There is also a list of interesting bubbles-based cocktails on offer, as well as a small food menu featuring ingredients that famously pair well with Champagne, like uni, foie and oysters.
The Very Good Butchers (Victoria, B.C.)
Let's file this one under intriguing fast-casual restaurant/butcher shop.
With plant-based dining becoming more and more popular and accessible across the country (see: Vancouver's Virtuous Pie or Toronto's Planta), it only seems natural that a completely vegan and organic "butcher" finds its stride on Vancouver Island. This unique spin on a butcher shop got its start in 2016 on Denman Island before making the leap to a bricks and mortar location on Douglas Street in downtown Victoria. Leave any skepticisms at the door before you try things like English bangers, bean-based burger patties, pizza rolls, "bacon", "meatballs" and the other choices available.

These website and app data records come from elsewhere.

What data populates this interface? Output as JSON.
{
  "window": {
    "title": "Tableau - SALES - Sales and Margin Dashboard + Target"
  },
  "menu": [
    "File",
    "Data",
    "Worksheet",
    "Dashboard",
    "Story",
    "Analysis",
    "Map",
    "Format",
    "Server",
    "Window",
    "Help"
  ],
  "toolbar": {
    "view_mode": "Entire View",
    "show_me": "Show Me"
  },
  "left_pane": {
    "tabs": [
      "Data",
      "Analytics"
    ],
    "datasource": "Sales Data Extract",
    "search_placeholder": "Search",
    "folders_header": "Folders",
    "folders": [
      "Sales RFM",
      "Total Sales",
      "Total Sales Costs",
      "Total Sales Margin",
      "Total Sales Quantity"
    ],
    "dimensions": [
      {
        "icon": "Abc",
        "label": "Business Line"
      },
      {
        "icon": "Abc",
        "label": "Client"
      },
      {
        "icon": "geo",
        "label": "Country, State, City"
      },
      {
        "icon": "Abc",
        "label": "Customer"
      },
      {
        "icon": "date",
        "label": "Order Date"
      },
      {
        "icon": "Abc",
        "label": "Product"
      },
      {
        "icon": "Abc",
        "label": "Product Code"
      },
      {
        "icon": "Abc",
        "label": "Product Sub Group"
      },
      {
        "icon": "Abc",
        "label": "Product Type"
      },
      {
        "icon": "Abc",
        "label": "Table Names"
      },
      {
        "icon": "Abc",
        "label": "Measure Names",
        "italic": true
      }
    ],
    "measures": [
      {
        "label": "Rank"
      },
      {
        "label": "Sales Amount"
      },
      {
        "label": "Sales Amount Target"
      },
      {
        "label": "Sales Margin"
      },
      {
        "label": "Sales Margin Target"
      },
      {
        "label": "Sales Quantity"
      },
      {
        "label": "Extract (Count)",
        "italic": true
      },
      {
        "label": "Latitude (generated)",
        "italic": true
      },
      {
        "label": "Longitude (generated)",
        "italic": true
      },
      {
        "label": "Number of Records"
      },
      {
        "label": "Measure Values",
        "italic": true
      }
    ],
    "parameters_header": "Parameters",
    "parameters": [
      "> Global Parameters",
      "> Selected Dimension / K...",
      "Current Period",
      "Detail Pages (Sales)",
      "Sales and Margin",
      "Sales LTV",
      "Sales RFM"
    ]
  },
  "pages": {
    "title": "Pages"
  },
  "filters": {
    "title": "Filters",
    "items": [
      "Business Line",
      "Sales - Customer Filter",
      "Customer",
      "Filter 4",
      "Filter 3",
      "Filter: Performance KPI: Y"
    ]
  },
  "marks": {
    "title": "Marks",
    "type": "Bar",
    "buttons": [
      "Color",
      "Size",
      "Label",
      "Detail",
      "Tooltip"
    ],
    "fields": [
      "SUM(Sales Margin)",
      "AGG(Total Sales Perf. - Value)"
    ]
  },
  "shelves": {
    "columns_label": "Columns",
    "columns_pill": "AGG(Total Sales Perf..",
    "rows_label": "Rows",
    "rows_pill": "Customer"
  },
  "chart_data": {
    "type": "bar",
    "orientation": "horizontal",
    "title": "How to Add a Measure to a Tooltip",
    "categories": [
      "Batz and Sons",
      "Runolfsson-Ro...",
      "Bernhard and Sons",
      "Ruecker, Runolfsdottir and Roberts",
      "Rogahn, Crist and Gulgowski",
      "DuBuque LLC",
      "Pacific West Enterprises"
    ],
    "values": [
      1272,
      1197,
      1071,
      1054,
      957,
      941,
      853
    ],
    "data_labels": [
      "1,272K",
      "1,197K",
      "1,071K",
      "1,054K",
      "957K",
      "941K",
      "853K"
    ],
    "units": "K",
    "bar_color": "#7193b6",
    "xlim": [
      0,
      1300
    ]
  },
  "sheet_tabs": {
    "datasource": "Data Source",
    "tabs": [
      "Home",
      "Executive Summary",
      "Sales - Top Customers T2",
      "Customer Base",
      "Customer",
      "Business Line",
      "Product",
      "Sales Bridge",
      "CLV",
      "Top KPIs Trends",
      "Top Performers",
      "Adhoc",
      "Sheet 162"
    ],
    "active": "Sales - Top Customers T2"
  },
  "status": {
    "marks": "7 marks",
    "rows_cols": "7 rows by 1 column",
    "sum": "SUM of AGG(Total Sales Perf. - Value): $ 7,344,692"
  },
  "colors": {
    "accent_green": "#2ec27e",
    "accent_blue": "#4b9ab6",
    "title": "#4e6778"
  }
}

The concept has been a hit with Victorians and the butcher shop also had a pop-up event in Vancouver in early April, so expect to see more of its products on the mainland in coming months.
Water and Bone Noodlebar (Halifax, N.S.)
Haligonians have been pretty excited about getting their noodle fix at this new noodle bar just around the corner from Agricola Street Brasserie and Lion and Bright. There is reason for excitement as this is the city's first modern ramen eatery. For well-seasoned ramen eaters in Canada, Water and Bone offers up similar fare to what one would find at places like Toronto's Momofuku Noodle Bar or Calgary's Shiki Menya, and sources local ingredients and makes noodles from scratch. However, one interesting difference here is that chef Jamie MacAulay opts for Nova Scotia dulse (a type of seaweed) to accent his bowls of broth and noodles instead of the typical nori.
Dulse is the new nori. You heard it here first, kids.